On December 15, 2016, Çukurova University reportedly terminated its contract with Mehmet Fatih Traş in apparent retaliation for his endorsement of a petition calling on the Turkish government to end its crackdowns targeting Kurdish rebels in the southeastern part of the country.
Following the publication of the petition (known as the “Peace Petition”) in January 2016, Turkish state and higher education authorities began taking sweeping actions against its signatories. All 1,128 signatories were immediately placed under investigation, with many later suffering professional retaliation, detentions, arrests, prosecutions, travel restrictions, and other threats in connection with their endorsement of the Peace Petition.

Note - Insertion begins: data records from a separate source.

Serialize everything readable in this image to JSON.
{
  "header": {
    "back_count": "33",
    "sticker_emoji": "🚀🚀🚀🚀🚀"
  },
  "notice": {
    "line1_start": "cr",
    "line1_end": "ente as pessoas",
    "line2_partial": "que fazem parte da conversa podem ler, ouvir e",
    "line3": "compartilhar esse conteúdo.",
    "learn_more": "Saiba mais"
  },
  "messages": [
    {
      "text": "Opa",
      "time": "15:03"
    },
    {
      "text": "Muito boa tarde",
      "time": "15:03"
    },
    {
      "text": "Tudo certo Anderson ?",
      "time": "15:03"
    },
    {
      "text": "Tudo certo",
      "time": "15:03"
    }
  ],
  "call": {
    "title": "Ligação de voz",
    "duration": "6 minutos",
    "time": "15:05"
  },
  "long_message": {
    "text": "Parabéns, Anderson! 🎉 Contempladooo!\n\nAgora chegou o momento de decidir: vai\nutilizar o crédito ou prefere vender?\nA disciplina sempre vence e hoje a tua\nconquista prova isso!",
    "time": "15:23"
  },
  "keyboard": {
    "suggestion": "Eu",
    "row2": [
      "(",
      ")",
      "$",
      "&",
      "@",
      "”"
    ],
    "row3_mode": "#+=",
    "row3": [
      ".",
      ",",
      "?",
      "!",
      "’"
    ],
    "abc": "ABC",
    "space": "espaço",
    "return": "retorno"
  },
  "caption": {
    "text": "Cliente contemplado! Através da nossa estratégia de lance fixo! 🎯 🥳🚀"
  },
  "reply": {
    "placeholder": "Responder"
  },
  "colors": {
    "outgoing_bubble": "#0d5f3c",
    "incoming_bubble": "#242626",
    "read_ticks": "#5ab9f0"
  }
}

On June 23, 2017, Mr. Traş defended his dissertation in econometrics at Çukurova University, where he was both a doctoral student and a research assistant. Immediately after receiving his doctorate, the university declined to renew Traş’ research assistantship contract for unknown reasons; however, he was engaged to teach some courses during the fall 2016 semester.
On December 10, 2016, after a Kurdish group launched a suicide attack in a stadium outside Istanbul, a professor at the university accused Mr. Traş of being a terrorist, apparently citing his endorsement of the Peace Petition and his alleged affiliation with the Peoples’ Democratic Party (HDP), a pro-Kurdish opposition party. Shortly after these accusations spread, Çukurova University dismissed him from all teaching positions without providing him an opportunity to appeal.
Mr. Traş attempted to find a position at other universities after his dismissal from Çukurova University. He was almost hired twice, by Mardin Artuklu University and Istanbul Aydin University. Both universities rescinded their offers at the last minute, with Istanbul Adyin University citing reasons “independent of the will of the university.” Mr. Traş committed suicide on February 25, 2017.
Scholars at Risk offers condolences to Mr. Traş’ family for their loss and express concern over the dismissal of a scholar in apparent retaliation for the nonviolent exercise of the rights to freedom of expression, freedom of association, and academic freedom, conduct that is expressly protected under international human rights instruments including the Universal Declaration of Human Rights and the International Covenant on Civil and Political Rights, to which Turkey is a party. State and university authorities have an obligation to comply with internationally recognized standards of academic freedom, freedom of expression, and freedom of association.